Reprint the full listing exactly.

**Data supplied**
--------------------------------

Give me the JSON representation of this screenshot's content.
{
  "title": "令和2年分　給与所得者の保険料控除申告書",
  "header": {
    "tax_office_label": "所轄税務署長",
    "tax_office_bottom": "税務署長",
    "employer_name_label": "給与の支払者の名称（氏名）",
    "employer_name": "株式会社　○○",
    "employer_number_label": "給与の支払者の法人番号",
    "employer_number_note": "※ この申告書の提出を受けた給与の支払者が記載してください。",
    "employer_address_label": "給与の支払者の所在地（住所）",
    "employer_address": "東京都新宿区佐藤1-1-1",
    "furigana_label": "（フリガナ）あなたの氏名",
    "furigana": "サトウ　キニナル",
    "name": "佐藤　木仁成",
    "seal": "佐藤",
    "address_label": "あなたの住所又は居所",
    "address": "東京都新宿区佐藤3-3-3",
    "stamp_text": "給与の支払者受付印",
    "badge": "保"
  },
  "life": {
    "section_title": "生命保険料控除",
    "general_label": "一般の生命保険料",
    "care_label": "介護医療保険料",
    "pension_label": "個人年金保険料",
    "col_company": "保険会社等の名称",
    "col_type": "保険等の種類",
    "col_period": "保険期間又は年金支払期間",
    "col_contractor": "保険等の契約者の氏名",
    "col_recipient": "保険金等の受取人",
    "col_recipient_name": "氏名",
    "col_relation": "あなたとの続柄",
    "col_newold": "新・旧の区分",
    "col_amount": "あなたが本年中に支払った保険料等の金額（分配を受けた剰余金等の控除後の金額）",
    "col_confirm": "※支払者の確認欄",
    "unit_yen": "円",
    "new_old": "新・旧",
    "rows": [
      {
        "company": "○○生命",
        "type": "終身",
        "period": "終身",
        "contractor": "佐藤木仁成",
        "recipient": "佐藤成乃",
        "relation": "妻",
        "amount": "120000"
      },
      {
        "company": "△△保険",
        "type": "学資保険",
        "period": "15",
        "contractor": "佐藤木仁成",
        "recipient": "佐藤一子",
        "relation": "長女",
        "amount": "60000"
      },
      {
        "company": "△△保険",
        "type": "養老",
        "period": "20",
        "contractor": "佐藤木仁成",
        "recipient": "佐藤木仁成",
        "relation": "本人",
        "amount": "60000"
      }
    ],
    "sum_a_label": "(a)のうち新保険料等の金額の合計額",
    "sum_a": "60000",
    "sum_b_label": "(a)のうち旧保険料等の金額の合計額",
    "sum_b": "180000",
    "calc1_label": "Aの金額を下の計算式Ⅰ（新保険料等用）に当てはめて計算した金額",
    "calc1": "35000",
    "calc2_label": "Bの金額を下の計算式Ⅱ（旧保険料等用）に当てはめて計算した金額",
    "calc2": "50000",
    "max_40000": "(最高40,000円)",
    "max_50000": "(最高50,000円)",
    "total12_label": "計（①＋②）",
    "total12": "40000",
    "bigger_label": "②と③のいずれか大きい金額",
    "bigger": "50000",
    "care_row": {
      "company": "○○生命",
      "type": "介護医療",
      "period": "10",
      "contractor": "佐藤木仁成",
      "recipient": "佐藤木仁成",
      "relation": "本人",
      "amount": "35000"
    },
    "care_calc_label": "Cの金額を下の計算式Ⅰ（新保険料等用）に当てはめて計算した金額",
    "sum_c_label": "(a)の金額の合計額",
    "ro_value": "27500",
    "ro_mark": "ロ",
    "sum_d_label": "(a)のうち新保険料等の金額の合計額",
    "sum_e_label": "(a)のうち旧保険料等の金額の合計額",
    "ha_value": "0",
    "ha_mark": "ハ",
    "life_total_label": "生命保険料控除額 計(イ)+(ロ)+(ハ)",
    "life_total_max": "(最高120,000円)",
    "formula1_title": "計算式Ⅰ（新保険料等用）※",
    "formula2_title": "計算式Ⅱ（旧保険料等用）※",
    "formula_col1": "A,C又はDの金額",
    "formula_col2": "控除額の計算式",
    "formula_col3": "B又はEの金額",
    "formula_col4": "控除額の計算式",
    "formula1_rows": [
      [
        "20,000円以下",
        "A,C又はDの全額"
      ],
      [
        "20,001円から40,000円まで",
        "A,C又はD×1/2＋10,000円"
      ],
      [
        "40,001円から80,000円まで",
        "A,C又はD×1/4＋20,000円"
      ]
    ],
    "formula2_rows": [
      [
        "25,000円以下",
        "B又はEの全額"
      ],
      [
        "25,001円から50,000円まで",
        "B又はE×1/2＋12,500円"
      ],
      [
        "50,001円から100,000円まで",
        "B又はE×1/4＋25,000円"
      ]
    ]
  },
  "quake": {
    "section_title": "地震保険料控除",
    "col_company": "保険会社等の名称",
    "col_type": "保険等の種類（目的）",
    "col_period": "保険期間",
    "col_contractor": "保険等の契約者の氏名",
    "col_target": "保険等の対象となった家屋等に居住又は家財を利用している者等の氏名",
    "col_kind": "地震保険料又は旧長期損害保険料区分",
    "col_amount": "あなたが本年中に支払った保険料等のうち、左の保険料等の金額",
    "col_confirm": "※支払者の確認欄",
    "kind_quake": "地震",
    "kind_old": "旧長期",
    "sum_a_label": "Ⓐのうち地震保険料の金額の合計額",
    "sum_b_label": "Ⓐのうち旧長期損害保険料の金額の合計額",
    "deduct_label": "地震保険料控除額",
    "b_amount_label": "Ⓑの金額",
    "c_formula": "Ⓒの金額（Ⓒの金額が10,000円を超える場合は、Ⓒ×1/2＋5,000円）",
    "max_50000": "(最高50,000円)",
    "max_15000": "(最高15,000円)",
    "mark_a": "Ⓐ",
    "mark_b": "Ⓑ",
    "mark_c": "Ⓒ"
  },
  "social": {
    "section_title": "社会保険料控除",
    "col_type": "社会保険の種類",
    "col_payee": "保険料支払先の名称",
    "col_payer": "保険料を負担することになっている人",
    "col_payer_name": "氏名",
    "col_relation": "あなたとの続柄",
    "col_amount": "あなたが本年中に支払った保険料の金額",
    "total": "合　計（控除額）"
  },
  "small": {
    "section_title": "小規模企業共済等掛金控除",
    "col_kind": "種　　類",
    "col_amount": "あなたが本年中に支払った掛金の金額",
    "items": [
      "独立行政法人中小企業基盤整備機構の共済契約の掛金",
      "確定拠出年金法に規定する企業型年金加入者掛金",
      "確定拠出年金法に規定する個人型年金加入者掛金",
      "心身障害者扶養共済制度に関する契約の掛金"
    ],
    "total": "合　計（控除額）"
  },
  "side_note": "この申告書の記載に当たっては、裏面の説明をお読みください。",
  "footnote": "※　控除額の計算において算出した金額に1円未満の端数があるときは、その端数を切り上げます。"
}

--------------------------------

**Answer section**
Give me the JSON representation of this screenshot's content.
{
  "title": "令和2年分　給与所得者の保険料控除申告書",
  "header": {
    "tax_office_label": "所轄税務署長",
    "tax_office_bottom": "税務署長",
    "employer_name_label": "給与の支払者の名称（氏名）",
    "employer_name": "株式会社　○○",
    "employer_number_label": "給与の支払者の法人番号",
    "employer_number_note": "※ この申告書の提出を受けた給与の支払者が記載してください。",
    "employer_address_label": "給与の支払者の所在地（住所）",
    "employer_address": "東京都新宿区佐藤1-1-1",
    "furigana_label": "（フリガナ）あなたの氏名",
    "furigana": "サトウ　キニナル",
    "name": "佐藤　木仁成",
    "seal": "佐藤",
    "address_label": "あなたの住所又は居所",
    "address": "東京都新宿区佐藤3-3-3",
    "stamp_text": "給与の支払者受付印",
    "badge": "保"
  },
  "life": {
    "section_title": "生命保険料控除",
    "general_label": "一般の生命保険料",
    "care_label": "介護医療保険料",
    "pension_label": "個人年金保険料",
    "col_company": "保険会社等の名称",
    "col_type": "保険等の種類",
    "col_period": "保険期間又は年金支払期間",
    "col_contractor": "保険等の契約者の氏名",
    "col_recipient": "保険金等の受取人",
    "col_recipient_name": "氏名",
    "col_relation": "あなたとの続柄",
    "col_newold": "新・旧の区分",
    "col_amount": "あなたが本年中に支払った保険料等の金額（分配を受けた剰余金等の控除後の金額）",
    "col_confirm": "※支払者の確認欄",
    "unit_yen": "円",
    "new_old": "新・旧",
    "rows": [
      {
        "company": "○○生命",
        "type": "終身",
        "period": "終身",
        "contractor": "佐藤木仁成",
        "recipient": "佐藤成乃",
        "relation": "妻",
        "amount": "120000"
      },
      {
        "company": "△△保険",
        "type": "学資保険",
        "period": "15",
        "contractor": "佐藤木仁成",
        "recipient": "佐藤一子",
        "relation": "長女",
        "amount": "60000"
      },
      {
        "company": "△△保険",
        "type": "養老",
        "period": "20",
        "contractor": "佐藤木仁成",
        "recipient": "佐藤木仁成",
        "relation": "本人",
        "amount": "60000"
      }
    ],
    "sum_a_label": "(a)のうち新保険料等の金額の合計額",
    "sum_a": "60000",
    "sum_b_label": "(a)のうち旧保険料等の金額の合計額",
    "sum_b": "180000",
    "calc1_label": "Aの金額を下の計算式Ⅰ（新保険料等用）に当てはめて計算した金額",
    "calc1": "35000",
    "calc2_label": "Bの金額を下の計算式Ⅱ（旧保険料等用）に当てはめて計算した金額",
    "calc2": "50000",
    "max_40000": "(最高40,000円)",
    "max_50000": "(最高50,000円)",
    "total12_label": "計（①＋②）",
    "total12": "40000",
    "bigger_label": "②と③のいずれか大きい金額",
    "bigger": "50000",
    "care_row": {
      "company": "○○生命",
      "type": "介護医療",
      "period": "10",
      "contractor": "佐藤木仁成",
      "recipient": "佐藤木仁成",
      "relation": "本人",
      "amount": "35000"
    },
    "care_calc_label": "Cの金額を下の計算式Ⅰ（新保険料等用）に当てはめて計算した金額",
    "sum_c_label": "(a)の金額の合計額",
    "ro_value": "27500",
    "ro_mark": "ロ",
    "sum_d_label": "(a)のうち新保険料等の金額の合計額",
    "sum_e_label": "(a)のうち旧保険料等の金額の合計額",
    "ha_value": "0",
    "ha_mark": "ハ",
    "life_total_label": "生命保険料控除額 計(イ)+(ロ)+(ハ)",
    "life_total_max": "(最高120,000円)",
    "formula1_title": "計算式Ⅰ（新保険料等用）※",
    "formula2_title": "計算式Ⅱ（旧保険料等用）※",
    "formula_col1": "A,C又はDの金額",
    "formula_col2": "控除額の計算式",
    "formula_col3": "B又はEの金額",
    "formula_col4": "控除額の計算式",
    "formula1_rows": [
      [
        "20,000円以下",
        "A,C又はDの全額"
      ],
      [
        "20,001円から40,000円まで",
        "A,C又はD×1/2＋10,000円"
      ],
      [
        "40,001円から80,000円まで",
        "A,C又はD×1/4＋20,000円"
      ]
    ],
    "formula2_rows": [
      [
        "25,000円以下",
        "B又はEの全額"
      ],
      [
        "25,001円から50,000円まで",
        "B又はE×1/2＋12,500円"
      ],
      [
        "50,001円から100,000円まで",
        "B又はE×1/4＋25,000円"
      ]
    ]
  },
  "quake": {
    "section_title": "地震保険料控除",
    "col_company": "保険会社等の名称",
    "col_type": "保険等の種類（目的）",
    "col_period": "保険期間",
    "col_contractor": "保険等の契約者の氏名",
    "col_target": "保険等の対象となった家屋等に居住又は家財を利用している者等の氏名",
    "col_kind": "地震保険料又は旧長期損害保険料区分",
    "col_amount": "あなたが本年中に支払った保険料等のうち、左の保険料等の金額",
    "col_confirm": "※支払者の確認欄",
    "kind_quake": "地震",
    "kind_old": "旧長期",
    "sum_a_label": "Ⓐのうち地震保険料の金額の合計額",
    "sum_b_label": "Ⓐのうち旧長期損害保険料の金額の合計額",
    "deduct_label": "地震保険料控除額",
    "b_amount_label": "Ⓑの金額",
    "c_formula": "Ⓒの金額（Ⓒの金額が10,000円を超える場合は、Ⓒ×1/2＋5,000円）",
    "max_50000": "(最高50,000円)",
    "max_15000": "(最高15,000円)",
    "mark_a": "Ⓐ",
    "mark_b": "Ⓑ",
    "mark_c": "Ⓒ"
  },
  "social": {
    "section_title": "社会保険料控除",
    "col_type": "社会保険の種類",
    "col_payee": "保険料支払先の名称",
    "col_payer": "保険料を負担することになっている人",
    "col_payer_name": "氏名",
    "col_relation": "あなたとの続柄",
    "col_amount": "あなたが本年中に支払った保険料の金額",
    "total": "合　計（控除額）"
  },
  "small": {
    "section_title": "小規模企業共済等掛金控除",
    "col_kind": "種　　類",
    "col_amount": "あなたが本年中に支払った掛金の金額",
    "items": [
      "独立行政法人中小企業基盤整備機構の共済契約の掛金",
      "確定拠出年金法に規定する企業型年金加入者掛金",
      "確定拠出年金法に規定する個人型年金加入者掛金",
      "心身障害者扶養共済制度に関する契約の掛金"
    ],
    "total": "合　計（控除額）"
  },
  "side_note": "この申告書の記載に当たっては、裏面の説明をお読みください。",
  "footnote": "※　控除額の計算において算出した金額に1円未満の端数があるときは、その端数を切り上げます。"
}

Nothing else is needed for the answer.